Viv - I'm a jet stream freak; have been studying it for decades, literally. Part of being an ecologist, for me; should any ecologist attempt to understand weather and climate? Sure. And we've known for a long time that fluctuations in the jet streams drive a whole lot of weather.
My favorite comprehensible model is here. The "streams" have not ever been what we think of looking at a river; they come, go, pause, start. But. The "norm"; possibly now gone forever, is that both hemispheres have (had) two jet streams; the polar jet, and the subtropical jet. In both hemispheres, the streams blow from west to east.
That normal pattern is now hard to even see in that model. Two streams? Where? Looks like a mess, right? You did used to be able to see the "2 streams" clearly and consistently, fluctuations notwithstanding.
Up until 5 or 6 years ago, it was almost unheard of for - the polar jet, and the subtropical jet to MEET. They pretty much stayed in their own backyards. But a few years back it started becoming more and more common for the northern hemisphere streams to shift so far they would actually bump into each other. Then - they started not only meeting - but - for long distances and long periods of time; they would MERGE - leaving great chunks of the northern hemisphere with only ONE jet stream.
That does crazy things to weather, and was a primary driver in the years long California drought (now over). Meterologists have been privately goggling at each other and muttering "Merge?? They merged?? WTF!!??"
Viv - here's the specific thing- until just the past 6 months or so; the southern hemisphere jet streams were still behaving "normally" - 2 jets, one polar, one subtropical. But. If you look at the model; they are now starting to form huge loops - and meet - and merge. You are not likely to hear that from any official meteorology expert any time soon; the phenomenon is too new (though it's been consistent for 6 months now) - and they have reputations to protect. But. I've been watching; closely. The consistency, and the parallel with the process that has gone on for years now in the northerns hemisphere are significant.
Yes, it's going to mess up the weather, and normal seasonal expectations, all over the planet. And for the most part it is outside all the training and expectations of the best meteorologists- just very hard to guess what comes next. Best bets, based on the past years in the northern hemisphere; droughts, floods, bigger and more frequent storms.
One of the things we do know about jet streams is - we don't know ANYTHING about jet streams. We know this from? Space exploration. Below is the polar jet stream on - Saturn; viewed from directly about Saturn's north pole. As reported by Voyager in 1981-82; and Cassini in 2006-2009. Courtesy of NASA.
It forms a hexagon. ???!!! And - in all the time we've known about it, and watched it - it has been STABLE. It doesn't change.
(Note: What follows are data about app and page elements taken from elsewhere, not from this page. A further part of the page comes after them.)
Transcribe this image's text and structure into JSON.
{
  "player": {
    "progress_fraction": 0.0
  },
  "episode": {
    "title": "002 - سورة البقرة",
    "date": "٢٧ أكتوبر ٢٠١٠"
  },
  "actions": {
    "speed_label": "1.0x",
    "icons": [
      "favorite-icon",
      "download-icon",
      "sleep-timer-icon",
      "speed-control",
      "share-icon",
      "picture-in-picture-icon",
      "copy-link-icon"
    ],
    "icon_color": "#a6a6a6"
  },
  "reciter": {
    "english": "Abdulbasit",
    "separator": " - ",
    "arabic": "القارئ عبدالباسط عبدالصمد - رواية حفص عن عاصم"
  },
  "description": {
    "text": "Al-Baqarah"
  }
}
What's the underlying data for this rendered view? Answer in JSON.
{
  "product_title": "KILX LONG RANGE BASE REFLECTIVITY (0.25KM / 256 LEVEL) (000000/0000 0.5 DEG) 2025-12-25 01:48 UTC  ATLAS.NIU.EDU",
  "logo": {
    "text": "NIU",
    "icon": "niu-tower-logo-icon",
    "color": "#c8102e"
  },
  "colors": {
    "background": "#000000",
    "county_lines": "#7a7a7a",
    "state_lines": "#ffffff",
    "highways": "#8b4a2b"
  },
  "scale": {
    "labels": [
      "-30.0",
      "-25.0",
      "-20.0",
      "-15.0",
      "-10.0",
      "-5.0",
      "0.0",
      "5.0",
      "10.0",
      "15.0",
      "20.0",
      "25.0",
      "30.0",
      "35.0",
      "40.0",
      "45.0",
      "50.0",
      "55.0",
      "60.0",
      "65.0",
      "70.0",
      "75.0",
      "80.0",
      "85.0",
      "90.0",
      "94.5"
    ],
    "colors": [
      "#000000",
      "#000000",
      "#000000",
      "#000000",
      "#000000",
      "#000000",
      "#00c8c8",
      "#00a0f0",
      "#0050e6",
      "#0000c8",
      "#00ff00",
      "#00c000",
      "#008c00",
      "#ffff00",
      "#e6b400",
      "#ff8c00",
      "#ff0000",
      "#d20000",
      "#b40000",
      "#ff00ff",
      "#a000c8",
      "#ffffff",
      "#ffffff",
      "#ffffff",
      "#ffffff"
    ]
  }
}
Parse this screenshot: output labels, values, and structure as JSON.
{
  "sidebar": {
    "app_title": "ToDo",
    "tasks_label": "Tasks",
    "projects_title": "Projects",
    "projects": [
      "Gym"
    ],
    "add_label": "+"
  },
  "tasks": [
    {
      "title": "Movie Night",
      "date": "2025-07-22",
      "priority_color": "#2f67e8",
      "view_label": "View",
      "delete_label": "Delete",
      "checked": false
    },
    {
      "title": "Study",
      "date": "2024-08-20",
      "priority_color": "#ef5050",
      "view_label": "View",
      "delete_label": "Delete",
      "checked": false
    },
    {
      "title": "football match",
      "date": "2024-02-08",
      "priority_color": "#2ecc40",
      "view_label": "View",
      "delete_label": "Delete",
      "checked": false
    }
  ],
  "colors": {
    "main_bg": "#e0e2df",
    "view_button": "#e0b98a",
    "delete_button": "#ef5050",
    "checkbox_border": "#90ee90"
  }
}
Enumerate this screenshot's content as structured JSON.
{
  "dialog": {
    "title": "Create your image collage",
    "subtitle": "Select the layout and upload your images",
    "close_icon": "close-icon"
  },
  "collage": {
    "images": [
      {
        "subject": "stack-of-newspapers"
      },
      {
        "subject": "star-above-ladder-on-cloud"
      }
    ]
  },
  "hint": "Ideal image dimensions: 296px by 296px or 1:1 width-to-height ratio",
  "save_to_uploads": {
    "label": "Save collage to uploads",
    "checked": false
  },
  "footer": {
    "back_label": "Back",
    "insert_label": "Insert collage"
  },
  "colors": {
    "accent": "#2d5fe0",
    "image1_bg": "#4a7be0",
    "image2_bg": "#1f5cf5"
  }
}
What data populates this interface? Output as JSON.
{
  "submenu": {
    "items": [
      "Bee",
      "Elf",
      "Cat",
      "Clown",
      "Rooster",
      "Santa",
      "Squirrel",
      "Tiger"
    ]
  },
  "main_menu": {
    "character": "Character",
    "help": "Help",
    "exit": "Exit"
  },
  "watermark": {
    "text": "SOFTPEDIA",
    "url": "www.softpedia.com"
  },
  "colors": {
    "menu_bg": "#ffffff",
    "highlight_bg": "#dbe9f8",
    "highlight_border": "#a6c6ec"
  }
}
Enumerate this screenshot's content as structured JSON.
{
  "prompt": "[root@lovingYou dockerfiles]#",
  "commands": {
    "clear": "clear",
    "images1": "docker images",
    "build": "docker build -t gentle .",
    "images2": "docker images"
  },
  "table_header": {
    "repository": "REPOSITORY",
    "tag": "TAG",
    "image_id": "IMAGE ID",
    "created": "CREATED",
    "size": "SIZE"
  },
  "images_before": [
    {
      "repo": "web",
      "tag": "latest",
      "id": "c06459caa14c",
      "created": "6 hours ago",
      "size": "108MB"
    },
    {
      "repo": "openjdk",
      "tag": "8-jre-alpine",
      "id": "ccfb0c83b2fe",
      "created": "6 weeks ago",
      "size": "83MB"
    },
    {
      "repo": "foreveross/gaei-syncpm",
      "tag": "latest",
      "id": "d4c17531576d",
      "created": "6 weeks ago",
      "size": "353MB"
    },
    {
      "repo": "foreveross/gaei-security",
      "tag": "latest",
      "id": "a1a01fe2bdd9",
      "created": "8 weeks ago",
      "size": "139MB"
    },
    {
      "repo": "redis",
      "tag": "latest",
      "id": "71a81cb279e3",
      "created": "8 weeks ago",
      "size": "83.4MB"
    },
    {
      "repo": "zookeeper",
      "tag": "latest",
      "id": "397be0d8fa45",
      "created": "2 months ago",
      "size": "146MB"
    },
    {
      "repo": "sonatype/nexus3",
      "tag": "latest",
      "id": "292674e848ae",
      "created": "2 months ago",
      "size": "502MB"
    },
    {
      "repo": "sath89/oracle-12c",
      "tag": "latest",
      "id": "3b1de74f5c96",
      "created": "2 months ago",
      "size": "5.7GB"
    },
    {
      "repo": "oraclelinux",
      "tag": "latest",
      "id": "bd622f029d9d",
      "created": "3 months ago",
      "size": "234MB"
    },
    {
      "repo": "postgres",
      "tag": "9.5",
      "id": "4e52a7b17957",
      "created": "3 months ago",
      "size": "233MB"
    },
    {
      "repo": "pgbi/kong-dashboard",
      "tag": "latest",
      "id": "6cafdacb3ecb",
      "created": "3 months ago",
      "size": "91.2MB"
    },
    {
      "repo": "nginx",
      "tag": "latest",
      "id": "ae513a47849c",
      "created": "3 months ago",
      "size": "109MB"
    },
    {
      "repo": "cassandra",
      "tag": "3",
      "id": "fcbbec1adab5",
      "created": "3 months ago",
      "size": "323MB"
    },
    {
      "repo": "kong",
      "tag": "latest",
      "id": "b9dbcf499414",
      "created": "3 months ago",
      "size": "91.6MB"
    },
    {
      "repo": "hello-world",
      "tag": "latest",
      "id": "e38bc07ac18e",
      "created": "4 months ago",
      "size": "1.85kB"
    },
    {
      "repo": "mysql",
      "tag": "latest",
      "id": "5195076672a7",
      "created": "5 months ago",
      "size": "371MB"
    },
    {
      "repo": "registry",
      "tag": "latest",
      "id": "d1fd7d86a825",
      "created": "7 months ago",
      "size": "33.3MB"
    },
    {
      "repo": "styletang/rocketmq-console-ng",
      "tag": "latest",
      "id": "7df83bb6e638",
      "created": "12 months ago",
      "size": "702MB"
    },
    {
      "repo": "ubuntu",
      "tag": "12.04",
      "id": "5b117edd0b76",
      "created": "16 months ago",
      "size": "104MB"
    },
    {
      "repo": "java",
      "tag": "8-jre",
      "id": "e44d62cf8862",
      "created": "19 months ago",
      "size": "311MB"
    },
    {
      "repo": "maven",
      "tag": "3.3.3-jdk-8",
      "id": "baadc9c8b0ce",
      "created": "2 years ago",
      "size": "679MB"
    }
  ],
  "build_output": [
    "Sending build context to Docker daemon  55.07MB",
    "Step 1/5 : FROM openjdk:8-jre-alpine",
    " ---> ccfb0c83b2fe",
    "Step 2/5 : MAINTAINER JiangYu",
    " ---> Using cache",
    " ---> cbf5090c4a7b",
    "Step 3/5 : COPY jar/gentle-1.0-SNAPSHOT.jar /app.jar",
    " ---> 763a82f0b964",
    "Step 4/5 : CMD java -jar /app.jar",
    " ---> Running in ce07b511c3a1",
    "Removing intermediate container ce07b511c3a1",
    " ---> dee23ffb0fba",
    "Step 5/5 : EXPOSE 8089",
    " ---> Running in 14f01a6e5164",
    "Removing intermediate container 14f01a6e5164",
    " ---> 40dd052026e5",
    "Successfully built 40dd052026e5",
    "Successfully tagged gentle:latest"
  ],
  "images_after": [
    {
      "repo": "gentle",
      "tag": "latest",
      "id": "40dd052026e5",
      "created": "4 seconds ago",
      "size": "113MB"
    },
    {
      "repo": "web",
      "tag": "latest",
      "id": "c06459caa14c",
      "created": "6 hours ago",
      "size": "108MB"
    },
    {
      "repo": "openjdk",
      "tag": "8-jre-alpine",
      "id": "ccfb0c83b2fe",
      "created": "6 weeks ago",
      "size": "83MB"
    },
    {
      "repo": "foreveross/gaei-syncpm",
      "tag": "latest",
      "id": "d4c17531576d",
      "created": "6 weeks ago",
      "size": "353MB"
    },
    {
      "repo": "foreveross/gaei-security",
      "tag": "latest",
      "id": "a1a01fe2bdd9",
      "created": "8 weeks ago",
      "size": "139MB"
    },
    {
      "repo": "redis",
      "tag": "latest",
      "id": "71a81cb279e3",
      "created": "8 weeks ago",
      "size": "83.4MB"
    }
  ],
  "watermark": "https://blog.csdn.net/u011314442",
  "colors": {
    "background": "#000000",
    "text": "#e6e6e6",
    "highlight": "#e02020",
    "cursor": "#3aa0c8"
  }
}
No loops up, or down. When the first images from Cassini came in, the exo-meteorologists were stunned - no one had expected that weird hexagon to persist over 25 years.
What if- Earth's jet streams suddenly hit whatever conditions are required for our jet streams to drop into this kind of stable configuration? Could that happen?
We don't have a clue. The one thing we know for sure- weather and climate would be hugely, drastically, affected. And would stay in whatever pattern showed up.
Seriously. Buckle up. If you haven't already started.